The outlook for the SEC next year appears to be strong. Georgia, Florida and LSU will be considered the top teams. Tennessee and Auburn shouldn’t be far behind. After that Alabama should rebound to return to a bowl game, although a trip to Nashville or Shreveport isn’t exactly Miami or Tempe. Ole Miss will fall a little, Eli Manning had a superb year surrounded by less than superb talent. The Rebels remain the only team in the west to not make a showing in Atlanta; I look for that to continue for a while now. As stated Mississippi State did hire a new coach and should be moving up, but it won’t be next year, the cupboard is more than empty in Starkville. Arkansas should be a top 40 team, I am not sure about top 25. In the east, aside from the top three, the bottom three will pretty much be par for the course, USC and Kentucky will vie for fourth place and Vanderbilt will finish in the cellar again. The recruiting season is heating up, and there is no hotter (or dirtier) place than the deep south for that saga. I will touch on that a little closer to signing day.
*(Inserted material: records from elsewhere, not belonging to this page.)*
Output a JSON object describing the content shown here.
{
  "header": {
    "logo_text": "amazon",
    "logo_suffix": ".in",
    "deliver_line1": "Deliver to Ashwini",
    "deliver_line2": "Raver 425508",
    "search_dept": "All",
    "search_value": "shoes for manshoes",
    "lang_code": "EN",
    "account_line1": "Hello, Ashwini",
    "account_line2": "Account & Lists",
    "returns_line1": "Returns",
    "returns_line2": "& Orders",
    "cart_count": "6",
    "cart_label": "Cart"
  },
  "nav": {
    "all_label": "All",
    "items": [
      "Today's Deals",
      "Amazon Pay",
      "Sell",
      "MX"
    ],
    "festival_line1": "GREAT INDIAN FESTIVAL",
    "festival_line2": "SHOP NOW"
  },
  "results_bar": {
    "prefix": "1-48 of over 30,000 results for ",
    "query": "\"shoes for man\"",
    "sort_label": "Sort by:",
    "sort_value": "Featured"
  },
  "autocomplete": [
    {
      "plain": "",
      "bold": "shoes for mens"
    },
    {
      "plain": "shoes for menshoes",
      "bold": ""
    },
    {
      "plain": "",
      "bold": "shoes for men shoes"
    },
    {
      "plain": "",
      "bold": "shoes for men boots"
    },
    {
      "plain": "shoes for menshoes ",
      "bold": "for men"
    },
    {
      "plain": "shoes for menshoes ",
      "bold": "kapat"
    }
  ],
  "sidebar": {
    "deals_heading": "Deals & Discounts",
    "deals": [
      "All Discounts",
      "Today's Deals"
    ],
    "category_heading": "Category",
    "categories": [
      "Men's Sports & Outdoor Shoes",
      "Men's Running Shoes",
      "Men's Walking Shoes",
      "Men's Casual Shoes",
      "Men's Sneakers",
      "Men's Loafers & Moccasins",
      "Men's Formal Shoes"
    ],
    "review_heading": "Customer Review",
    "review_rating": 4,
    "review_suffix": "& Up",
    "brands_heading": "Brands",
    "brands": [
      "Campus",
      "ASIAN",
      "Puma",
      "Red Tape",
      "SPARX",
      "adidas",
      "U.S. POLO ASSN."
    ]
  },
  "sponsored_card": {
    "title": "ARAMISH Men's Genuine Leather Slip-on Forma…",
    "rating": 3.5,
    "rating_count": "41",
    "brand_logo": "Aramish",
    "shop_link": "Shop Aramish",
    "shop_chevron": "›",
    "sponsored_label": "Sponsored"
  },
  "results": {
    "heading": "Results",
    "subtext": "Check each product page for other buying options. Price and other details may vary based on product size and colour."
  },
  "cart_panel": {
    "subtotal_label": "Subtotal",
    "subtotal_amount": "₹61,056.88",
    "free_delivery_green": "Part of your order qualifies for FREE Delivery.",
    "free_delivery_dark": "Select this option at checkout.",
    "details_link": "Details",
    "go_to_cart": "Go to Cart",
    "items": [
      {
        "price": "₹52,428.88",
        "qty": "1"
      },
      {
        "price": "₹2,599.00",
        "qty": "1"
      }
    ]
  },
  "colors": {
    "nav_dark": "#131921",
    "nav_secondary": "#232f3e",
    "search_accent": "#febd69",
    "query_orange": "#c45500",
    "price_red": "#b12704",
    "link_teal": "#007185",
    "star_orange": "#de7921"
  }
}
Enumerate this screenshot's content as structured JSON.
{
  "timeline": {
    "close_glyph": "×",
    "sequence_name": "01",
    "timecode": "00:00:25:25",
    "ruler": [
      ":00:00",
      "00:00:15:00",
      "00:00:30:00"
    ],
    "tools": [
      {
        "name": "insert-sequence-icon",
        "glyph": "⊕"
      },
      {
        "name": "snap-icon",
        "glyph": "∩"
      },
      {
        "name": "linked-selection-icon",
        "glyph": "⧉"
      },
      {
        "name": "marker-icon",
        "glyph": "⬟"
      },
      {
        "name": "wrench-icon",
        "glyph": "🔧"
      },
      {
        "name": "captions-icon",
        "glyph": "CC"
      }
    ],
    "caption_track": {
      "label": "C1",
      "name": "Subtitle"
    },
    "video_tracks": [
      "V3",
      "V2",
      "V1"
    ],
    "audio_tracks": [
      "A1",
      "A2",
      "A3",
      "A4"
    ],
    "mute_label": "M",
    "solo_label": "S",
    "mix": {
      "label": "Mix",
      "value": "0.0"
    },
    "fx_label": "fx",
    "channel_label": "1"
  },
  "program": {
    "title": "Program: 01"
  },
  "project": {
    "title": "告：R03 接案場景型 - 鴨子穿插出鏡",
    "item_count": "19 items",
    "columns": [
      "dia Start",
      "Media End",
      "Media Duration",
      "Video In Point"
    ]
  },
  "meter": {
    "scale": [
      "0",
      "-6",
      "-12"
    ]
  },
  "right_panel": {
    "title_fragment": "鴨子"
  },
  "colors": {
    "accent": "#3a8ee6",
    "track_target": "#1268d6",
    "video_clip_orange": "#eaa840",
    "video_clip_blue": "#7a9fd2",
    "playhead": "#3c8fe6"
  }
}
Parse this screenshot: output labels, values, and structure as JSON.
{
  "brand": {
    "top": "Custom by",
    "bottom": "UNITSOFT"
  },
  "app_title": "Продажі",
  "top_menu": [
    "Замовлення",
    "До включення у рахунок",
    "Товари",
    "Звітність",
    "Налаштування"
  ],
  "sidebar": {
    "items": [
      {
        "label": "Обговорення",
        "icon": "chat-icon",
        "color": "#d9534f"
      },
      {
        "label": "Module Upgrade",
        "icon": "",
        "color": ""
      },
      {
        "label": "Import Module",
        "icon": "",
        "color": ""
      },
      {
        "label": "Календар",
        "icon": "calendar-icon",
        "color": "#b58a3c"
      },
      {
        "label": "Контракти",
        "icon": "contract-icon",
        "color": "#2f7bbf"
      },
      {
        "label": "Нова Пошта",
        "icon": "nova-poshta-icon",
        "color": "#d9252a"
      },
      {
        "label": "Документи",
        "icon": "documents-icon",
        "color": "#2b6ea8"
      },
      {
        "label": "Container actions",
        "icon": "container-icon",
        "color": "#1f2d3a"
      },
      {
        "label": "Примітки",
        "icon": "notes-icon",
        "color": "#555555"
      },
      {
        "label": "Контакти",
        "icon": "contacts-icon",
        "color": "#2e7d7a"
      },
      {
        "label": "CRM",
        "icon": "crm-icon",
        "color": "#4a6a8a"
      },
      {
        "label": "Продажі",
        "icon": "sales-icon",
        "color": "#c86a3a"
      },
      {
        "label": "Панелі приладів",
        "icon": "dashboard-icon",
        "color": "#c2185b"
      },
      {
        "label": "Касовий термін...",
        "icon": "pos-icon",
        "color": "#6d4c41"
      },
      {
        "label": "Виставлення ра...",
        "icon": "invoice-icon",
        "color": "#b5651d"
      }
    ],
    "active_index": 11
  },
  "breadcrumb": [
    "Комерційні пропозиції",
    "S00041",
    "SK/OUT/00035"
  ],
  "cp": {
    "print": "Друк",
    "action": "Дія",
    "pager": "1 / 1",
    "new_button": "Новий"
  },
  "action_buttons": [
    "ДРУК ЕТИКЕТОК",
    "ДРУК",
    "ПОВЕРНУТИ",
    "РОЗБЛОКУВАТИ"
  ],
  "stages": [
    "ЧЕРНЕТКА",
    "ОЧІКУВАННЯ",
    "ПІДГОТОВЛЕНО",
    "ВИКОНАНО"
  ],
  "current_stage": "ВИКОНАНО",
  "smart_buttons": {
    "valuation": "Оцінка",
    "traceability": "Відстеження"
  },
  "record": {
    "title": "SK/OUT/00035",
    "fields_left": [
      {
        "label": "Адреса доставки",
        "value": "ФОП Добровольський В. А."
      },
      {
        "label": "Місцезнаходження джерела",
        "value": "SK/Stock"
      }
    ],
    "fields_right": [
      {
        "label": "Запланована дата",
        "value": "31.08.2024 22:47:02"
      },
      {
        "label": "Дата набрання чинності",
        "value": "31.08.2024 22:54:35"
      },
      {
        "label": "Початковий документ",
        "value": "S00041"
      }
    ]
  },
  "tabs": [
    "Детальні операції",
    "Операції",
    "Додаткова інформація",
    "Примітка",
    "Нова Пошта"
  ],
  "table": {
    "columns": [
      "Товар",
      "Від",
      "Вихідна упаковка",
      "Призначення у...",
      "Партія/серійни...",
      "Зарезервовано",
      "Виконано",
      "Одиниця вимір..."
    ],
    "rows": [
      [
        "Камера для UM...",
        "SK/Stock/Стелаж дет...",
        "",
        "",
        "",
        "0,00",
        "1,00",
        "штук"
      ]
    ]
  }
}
This was, in some opinions a down year for the SEC, it did have it’s worst non-conference record since the league split into divisions, however, as I said in my column in early august, Will this be the year the SEC returns to the top, or will it take another year? Well, that is yet to be determined, but one thing for sure, there are only two conferences who have a chance at bringing the Sears trophy home and the SEC is one of them. Which shouldn’t be a surprise, this is SEC country after all.